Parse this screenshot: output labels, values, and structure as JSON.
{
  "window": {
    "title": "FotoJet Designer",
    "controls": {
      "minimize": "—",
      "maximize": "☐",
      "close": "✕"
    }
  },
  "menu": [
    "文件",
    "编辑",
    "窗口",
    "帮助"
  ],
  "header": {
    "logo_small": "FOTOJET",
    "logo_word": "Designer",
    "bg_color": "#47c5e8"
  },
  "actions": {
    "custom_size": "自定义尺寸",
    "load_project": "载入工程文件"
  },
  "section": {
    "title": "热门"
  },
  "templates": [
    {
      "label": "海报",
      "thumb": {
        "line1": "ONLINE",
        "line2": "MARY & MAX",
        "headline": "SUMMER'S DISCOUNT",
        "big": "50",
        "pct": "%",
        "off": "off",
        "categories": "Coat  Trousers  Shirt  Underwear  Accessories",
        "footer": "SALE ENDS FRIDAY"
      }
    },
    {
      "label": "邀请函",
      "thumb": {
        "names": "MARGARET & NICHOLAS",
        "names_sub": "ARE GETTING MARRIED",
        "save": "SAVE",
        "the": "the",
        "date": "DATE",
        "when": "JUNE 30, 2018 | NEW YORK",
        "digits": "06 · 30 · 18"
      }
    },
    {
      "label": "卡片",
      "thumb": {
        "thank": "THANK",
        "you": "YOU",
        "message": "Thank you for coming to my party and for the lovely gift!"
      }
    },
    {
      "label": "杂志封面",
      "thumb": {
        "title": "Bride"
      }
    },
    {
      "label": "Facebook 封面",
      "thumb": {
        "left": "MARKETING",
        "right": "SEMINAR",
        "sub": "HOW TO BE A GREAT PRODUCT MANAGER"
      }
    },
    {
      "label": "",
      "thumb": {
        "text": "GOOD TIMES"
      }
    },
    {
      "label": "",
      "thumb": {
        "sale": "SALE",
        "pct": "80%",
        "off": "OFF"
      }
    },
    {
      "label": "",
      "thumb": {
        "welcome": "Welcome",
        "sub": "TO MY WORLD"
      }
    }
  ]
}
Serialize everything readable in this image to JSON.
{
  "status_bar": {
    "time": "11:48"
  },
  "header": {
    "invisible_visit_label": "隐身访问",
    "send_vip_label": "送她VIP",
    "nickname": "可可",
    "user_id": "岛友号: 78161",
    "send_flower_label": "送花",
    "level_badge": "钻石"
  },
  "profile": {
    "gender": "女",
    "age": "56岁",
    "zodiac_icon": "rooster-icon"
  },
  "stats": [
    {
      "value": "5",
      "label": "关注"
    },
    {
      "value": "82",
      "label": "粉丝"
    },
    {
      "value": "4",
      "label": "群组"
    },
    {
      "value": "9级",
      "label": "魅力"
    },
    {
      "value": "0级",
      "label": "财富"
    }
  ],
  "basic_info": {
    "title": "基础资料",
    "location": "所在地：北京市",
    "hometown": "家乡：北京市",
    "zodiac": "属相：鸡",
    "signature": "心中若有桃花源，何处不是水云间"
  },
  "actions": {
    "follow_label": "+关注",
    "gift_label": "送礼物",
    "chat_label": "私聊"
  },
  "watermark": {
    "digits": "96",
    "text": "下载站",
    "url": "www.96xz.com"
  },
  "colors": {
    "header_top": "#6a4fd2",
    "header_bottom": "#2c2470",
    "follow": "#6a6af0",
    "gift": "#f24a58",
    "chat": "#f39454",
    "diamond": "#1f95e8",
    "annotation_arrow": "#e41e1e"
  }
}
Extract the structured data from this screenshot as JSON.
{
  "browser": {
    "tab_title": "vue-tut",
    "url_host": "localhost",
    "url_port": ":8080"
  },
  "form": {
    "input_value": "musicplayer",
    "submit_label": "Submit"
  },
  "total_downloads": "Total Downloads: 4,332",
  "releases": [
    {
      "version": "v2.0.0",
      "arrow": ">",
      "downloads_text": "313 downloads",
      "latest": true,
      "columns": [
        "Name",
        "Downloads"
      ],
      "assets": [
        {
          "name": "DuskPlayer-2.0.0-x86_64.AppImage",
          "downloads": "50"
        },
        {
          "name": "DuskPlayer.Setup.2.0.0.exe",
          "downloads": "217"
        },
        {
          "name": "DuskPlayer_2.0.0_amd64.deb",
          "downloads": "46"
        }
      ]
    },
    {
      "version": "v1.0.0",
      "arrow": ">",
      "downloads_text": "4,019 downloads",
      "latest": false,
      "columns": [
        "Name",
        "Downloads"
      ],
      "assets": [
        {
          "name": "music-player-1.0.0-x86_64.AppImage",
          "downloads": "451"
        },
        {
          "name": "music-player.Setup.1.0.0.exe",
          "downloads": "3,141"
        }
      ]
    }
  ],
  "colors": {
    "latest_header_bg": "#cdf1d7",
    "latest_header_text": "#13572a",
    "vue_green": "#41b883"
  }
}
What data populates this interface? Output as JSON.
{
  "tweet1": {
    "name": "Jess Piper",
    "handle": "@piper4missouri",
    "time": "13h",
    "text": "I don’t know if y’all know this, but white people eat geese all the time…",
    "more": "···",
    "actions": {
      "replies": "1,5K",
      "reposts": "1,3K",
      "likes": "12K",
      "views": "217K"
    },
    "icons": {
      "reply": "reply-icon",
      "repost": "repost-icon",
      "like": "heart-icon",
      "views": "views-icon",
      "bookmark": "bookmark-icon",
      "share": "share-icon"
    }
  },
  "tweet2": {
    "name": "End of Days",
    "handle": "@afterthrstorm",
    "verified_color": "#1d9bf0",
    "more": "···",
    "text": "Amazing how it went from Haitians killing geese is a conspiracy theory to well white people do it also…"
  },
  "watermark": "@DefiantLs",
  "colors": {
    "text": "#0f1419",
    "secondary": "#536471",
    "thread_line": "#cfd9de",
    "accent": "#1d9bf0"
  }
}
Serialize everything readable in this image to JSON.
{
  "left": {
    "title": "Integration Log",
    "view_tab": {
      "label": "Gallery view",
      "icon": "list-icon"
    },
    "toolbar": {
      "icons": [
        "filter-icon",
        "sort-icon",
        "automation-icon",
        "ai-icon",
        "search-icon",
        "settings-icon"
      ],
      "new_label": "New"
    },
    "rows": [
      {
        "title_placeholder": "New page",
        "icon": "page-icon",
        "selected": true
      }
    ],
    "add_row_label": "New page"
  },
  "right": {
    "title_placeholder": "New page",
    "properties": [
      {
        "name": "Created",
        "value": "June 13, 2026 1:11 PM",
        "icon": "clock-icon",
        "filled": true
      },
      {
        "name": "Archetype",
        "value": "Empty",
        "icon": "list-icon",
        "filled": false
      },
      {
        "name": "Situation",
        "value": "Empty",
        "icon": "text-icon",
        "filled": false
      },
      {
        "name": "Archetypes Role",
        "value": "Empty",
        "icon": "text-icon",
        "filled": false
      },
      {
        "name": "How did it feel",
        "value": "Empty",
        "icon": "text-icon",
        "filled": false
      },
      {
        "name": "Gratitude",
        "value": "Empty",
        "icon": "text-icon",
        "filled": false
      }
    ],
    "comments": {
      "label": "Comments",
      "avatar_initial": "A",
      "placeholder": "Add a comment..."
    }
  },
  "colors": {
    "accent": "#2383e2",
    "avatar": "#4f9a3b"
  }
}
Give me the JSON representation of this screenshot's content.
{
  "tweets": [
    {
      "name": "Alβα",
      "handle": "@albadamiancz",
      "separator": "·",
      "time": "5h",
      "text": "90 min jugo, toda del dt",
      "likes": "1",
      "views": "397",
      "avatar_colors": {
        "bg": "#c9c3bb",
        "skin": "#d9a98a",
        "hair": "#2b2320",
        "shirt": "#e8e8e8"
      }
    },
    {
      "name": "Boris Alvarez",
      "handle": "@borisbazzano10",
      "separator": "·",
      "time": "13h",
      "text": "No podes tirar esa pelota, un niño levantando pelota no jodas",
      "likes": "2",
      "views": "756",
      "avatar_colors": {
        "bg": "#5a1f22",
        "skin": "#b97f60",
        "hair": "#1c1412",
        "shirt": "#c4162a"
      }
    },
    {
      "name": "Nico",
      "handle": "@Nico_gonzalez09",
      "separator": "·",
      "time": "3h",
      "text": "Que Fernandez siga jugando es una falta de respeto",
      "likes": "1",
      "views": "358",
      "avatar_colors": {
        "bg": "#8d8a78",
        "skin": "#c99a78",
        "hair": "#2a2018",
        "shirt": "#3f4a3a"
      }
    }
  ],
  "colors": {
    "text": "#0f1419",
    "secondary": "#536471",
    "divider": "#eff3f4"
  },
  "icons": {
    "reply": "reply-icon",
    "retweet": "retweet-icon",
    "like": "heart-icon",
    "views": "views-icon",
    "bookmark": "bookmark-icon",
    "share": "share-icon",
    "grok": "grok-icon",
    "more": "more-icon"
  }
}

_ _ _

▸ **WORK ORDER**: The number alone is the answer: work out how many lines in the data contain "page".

▸ **RESPONSE BELOW**: 4